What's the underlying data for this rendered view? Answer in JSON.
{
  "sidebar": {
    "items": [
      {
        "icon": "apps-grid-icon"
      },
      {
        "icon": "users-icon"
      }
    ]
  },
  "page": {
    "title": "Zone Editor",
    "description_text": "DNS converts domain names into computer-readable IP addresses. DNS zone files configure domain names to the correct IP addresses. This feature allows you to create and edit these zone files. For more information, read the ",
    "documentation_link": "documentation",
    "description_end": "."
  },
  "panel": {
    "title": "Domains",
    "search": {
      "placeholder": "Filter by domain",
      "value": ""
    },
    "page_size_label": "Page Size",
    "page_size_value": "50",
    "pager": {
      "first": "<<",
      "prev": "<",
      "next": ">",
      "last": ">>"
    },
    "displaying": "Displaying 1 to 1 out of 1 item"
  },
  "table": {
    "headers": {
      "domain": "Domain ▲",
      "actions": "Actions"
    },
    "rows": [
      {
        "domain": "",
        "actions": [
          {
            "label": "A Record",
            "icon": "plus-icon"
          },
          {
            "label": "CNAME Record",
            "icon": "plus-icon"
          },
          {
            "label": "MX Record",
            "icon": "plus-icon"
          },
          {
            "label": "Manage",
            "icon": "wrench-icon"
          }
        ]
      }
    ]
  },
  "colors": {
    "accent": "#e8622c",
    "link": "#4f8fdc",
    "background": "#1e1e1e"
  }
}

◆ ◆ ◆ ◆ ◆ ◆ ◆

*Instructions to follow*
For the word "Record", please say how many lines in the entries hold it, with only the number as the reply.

*Solution to this task*
3